Harnessing the power of the collective as opposed to a top-down “this is our CSR initiative” is more powerful in terms of addressing needs and getting team buy-in. Collaborative societies are what is needed to address the broader issues within this country and beyond. So, the skill of collaboration can be employed in organisations and then positively mirrored in society when grappling with bigger societal issues.
In the same way organisations leverage the innovative ideas of their teams for business purposes, they can harness this collective thinking to solve some of society’s bigger challenges. These can then be employed in partnership with and with the backing of other organisations, government, NGOs or NPOs.
Keep the lights burning with tailored renewable energy solutions
As a leading multinational renewable energy corporation, Enel Green Power (EGP) has taken a vested interest in what its global customers require to power their businesses into the future, which involves providing tailored solutions to ensure security of energy supply.
It cemented its presence in South Africa several years ago as Enel Green Power South Africa (EGP RSA). Recent regulatory amendments have resulted in a significant rise in customer interest in the potential of renewable energy. In this respect, EGP RSA is well positioned to provide tailor-made solutions to commercial and industrial (C&I) customers that will allow them to reduce their carbon footprints, achieve their sustainability goals and facilitate business continuity by ensuring a stable supply of energy.
The benefits of a partnership with an IPP
In a time when the power supply is somewhat erratic and load-shedding results in costly downtime, alternative energy solutions such as generators can be expensive to purchase and are environmentally damaging, owing to their use of internal combustion engines and fossil fuels.
In addition to a continuous supply of power, purchasing energy from an Independent Power Producer (IPP) through a long-term Power Purchase Agreement (PPA) is advantageous, as customers can plan their spend. With no upfront capital spend required from the C&I off-taker, PPAs provide tariff certainty and negate continuous energy cost fluctuations from the utility, as the PPA tariff indexation/increase mechanism is based on the consumer price index (CPI).
Purchasing renewable energy via a PPA also facilitates the meeting of sustainability goals.

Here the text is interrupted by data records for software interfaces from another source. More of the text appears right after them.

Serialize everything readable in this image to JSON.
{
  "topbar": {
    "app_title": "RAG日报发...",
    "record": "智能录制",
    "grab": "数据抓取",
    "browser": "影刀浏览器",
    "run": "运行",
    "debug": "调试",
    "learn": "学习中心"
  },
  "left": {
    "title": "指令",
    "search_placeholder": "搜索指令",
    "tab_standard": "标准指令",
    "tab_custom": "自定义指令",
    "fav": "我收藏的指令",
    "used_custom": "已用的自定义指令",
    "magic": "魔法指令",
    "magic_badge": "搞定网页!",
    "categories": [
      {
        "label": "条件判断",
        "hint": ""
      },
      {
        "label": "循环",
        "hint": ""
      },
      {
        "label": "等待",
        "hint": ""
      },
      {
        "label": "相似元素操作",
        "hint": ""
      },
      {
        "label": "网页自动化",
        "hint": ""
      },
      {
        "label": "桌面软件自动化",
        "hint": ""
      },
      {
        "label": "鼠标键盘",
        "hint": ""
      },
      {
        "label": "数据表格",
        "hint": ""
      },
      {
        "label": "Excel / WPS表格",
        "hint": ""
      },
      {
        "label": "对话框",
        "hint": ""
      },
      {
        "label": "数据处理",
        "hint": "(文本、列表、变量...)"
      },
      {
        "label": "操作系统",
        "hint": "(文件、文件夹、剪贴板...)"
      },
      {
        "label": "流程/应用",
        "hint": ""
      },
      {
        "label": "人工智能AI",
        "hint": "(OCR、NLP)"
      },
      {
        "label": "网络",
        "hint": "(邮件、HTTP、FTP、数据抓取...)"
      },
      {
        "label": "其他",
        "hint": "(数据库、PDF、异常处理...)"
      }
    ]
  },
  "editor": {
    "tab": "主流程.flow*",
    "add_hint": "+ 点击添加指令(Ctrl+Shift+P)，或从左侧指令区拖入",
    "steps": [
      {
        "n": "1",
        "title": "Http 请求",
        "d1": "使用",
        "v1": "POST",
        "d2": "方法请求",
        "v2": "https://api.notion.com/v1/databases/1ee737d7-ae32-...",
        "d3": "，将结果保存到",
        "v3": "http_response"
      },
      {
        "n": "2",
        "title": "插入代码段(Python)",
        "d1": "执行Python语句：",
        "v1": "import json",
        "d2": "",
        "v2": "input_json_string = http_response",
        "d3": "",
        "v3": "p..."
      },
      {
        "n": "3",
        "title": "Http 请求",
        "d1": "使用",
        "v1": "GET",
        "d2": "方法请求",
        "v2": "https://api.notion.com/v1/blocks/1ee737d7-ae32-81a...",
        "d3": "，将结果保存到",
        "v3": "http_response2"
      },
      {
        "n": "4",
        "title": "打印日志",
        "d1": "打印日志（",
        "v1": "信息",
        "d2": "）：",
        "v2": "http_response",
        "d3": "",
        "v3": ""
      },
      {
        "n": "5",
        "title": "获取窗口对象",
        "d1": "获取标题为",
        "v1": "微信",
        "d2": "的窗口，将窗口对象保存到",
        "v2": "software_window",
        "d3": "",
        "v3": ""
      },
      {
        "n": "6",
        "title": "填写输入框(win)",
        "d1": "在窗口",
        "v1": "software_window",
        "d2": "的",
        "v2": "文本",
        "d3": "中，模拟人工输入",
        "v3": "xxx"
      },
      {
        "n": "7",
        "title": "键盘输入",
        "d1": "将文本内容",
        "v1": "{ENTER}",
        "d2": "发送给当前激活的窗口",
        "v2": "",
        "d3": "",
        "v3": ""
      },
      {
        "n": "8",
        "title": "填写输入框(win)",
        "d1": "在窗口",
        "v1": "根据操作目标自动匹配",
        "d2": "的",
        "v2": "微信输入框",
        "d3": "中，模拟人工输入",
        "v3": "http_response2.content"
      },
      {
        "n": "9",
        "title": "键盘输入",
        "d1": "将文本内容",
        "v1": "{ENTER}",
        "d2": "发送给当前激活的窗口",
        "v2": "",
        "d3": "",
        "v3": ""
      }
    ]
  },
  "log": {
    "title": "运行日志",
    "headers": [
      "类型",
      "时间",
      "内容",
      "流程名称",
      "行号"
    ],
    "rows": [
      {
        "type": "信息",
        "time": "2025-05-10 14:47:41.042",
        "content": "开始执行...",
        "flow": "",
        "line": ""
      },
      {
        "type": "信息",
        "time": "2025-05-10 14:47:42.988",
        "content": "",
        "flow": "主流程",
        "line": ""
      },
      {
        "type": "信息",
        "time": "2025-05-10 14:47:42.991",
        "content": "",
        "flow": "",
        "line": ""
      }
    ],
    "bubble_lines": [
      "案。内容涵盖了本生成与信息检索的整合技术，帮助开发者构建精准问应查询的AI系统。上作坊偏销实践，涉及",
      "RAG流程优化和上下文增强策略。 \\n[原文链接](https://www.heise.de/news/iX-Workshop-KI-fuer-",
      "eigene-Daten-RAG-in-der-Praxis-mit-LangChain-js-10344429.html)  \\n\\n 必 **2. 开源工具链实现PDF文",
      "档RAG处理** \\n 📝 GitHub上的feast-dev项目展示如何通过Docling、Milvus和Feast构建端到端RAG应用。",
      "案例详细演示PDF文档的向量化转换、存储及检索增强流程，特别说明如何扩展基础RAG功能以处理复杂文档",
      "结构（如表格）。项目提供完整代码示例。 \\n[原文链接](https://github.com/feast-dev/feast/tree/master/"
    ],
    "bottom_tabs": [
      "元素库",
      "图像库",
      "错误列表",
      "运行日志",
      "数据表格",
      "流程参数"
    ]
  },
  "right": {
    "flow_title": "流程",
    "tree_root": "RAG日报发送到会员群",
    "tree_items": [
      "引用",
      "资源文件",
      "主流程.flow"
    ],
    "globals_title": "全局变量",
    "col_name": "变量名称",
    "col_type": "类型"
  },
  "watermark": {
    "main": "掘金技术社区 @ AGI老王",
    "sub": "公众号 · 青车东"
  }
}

This is particularly important for those enterprises that have committed to the global corporate renewable energy pledge, and are aiming to use 100% renewable energy in the future.
Choosing the right partner to plug in with
As the government continues to amend regulations, now is the opportune time for large-scale commercial and industrial businesses to reap the rewards that come with renewable energy.
EGP’s long-standing global success is attributed not only to its engineering capabilities and innovations, but to its integrated business model, which includes solutions such as personalised financing options and consistent attention to operations and maintenance.
Furthermore, EGP RSA provides both on- and off-site generation, depending on the requirements and space availability of customers. The first involves an energy-generating solution on the customer’s site, if adequate space is available and taking into account the customer’s geographical location. Referred to as a behind-the-meter project, this method involves EGP’s solutions connecting directly to the customer’s internal system. For those customers with location or space constraints, EGP offers an offsite solution in which the company delivers power directly to the customer’s operation through the network.
Community upliftment initiatives and creating shared value for its host communities form part of EGP RSA’s core values. To achieve this, the company partners with local communities and organisations to contribute to local development initiatives, and extends the invitation to participate with several of its clients.
With global commercial and industrial PPA partnerships including the likes of global brewer Anheuser-Busch (AB InBev) and multinational confectionery company Mondelez International, EGP puts the power back in the hands of its customers, ensuring their success, now and in the future.
For more information about EGP RSA’s renewable energy solutions for the commercial and industrial sectors, visit: www.enelgreenpower.com